With three blizzards and record snowfall this season—three separate storms dumping in excess of 20” each, there are numerous unaccustomed experiences for those of us here in Baltimore. Several have to do with driving—not so much the whole driving on snow thing, but driving on a four lane street never quite sure when snow might compress the four lanes to three or two (and hoping you’re not driving four or three abreast when it does)—driving on what you thought was a two lane road now a one lane path with seven to ten foot walls of snow on either side, from which, at any time, a car, parked on the side of the road, invisible behind mounds of that snow, might emerge … or might appear up ahead coming toward you between the walls of snow around that bend in the road … and who will back up … to where? Or what about the experience of aiming to drive in ruts—worrying about the snow between the ruts being too high and frozen hard enough to damage the undercarriage of the car?
And then there’s the whole experience of pulling up to an intersection—out of a driveway, only to find yourself unable to see oncoming traffic because of the height of the snowbanks pushed up against both sides of all streets. And you have to risk easing out further than you’re accustomed to—out further than feels comfortable … or safe—leaning forward in your seat against your seatbelt, craning your neck for that first glimpse you’ve always taken for granted. But, the fact of the matter is, you simply cannot see—are unable to see—oncoming traffic from back where you’re used to stopping and looking … and seeing!

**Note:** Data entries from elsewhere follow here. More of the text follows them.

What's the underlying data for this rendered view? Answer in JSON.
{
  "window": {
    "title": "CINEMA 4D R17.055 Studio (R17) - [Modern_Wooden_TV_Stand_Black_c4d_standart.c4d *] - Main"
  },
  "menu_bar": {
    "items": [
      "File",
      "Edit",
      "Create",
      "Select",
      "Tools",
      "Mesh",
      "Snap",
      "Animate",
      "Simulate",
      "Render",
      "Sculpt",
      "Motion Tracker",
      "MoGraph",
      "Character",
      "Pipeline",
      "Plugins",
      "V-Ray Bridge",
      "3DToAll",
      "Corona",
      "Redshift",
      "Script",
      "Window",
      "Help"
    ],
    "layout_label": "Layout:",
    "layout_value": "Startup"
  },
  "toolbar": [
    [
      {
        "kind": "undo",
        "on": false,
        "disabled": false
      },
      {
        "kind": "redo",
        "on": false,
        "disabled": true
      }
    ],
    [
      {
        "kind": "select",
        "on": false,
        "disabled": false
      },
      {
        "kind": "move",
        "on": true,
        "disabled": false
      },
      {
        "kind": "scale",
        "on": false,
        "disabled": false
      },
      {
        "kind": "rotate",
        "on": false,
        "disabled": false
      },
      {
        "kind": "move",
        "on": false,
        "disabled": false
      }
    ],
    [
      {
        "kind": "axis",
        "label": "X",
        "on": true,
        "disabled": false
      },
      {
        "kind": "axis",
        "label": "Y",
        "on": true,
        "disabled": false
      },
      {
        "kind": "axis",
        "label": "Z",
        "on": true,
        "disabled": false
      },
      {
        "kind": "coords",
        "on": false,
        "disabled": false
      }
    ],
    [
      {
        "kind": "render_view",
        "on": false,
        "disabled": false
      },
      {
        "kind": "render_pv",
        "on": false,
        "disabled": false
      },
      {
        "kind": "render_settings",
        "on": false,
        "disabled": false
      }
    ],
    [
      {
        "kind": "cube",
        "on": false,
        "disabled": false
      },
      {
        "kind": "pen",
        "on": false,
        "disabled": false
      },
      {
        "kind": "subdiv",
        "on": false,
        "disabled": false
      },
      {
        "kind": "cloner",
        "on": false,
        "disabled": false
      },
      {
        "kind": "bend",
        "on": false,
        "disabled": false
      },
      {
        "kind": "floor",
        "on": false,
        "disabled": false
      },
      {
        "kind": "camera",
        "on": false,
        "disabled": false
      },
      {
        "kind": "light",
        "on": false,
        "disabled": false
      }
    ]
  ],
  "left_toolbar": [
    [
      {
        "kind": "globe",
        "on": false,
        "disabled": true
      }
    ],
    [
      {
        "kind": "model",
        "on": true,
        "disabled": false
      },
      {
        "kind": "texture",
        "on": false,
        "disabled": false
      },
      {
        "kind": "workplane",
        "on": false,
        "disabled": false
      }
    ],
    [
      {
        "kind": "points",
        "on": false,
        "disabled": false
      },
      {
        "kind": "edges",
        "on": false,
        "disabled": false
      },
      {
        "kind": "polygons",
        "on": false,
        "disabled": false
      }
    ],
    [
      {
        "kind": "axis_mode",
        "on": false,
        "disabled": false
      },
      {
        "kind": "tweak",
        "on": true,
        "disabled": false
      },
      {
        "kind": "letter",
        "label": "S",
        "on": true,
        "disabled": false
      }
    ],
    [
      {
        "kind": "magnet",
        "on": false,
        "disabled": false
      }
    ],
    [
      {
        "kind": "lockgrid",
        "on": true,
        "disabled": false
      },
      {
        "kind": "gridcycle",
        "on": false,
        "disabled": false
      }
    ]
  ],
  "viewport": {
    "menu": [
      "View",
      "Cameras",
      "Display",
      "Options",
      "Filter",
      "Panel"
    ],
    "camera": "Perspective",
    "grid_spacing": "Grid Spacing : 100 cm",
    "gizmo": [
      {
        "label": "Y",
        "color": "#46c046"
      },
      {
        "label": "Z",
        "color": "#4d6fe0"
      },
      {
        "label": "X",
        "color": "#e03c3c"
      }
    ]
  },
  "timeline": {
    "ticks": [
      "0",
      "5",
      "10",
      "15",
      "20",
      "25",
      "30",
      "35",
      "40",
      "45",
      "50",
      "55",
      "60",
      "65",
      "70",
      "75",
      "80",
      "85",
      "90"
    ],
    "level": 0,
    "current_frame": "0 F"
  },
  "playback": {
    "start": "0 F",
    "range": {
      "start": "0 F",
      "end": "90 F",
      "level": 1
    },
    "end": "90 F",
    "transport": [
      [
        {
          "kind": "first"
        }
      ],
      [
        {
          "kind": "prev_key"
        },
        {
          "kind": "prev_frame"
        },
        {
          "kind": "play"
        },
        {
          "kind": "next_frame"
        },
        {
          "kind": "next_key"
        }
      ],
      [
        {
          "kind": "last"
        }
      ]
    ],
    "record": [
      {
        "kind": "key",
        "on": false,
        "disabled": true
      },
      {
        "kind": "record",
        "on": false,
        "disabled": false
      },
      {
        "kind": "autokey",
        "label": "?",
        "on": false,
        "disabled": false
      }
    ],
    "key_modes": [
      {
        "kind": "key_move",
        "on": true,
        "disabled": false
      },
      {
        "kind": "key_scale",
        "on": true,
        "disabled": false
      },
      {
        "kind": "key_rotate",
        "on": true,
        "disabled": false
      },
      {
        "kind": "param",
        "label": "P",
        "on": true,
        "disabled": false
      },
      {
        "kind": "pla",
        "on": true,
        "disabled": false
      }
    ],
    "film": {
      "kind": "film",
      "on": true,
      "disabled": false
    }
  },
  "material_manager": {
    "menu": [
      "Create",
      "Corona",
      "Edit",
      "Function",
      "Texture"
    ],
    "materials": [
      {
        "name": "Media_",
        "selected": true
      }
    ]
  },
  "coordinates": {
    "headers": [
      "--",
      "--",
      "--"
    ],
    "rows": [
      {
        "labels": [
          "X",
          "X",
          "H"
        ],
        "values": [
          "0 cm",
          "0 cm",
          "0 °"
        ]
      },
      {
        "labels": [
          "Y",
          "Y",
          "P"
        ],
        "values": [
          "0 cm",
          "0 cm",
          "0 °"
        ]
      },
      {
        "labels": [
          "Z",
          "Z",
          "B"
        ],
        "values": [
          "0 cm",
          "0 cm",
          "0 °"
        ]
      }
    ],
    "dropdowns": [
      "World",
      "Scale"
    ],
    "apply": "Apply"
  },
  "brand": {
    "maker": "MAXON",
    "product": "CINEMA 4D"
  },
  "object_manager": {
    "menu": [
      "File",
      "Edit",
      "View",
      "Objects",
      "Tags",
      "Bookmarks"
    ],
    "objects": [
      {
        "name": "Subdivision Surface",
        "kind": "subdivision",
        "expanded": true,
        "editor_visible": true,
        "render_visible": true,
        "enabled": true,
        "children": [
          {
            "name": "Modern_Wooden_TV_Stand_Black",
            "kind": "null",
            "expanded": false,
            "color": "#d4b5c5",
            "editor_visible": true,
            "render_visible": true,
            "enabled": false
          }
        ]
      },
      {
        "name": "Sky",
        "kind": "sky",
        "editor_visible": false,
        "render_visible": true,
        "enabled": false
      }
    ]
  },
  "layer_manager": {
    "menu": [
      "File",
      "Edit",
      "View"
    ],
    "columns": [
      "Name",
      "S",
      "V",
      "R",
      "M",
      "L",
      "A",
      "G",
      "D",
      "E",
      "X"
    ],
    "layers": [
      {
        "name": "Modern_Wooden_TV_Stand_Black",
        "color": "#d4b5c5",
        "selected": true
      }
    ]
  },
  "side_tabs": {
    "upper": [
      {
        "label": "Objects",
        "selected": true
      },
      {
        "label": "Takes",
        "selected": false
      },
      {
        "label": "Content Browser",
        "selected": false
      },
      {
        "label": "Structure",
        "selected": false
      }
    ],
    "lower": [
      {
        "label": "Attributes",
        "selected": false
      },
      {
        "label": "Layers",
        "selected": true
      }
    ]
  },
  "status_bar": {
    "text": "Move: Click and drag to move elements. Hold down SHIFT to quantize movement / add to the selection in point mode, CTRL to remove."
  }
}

There’s a lesson within the experience of taking extra care even while taking greater risk. That spirit of aggressive care may not be entirely comfortable, but it’s a spirit we need—to adapt to ever-changing circumstance even when—especially when—circumstances are what we’re accustomed to—when what’s piled up, obstructing our view, is what we no longer see—what we take for granted.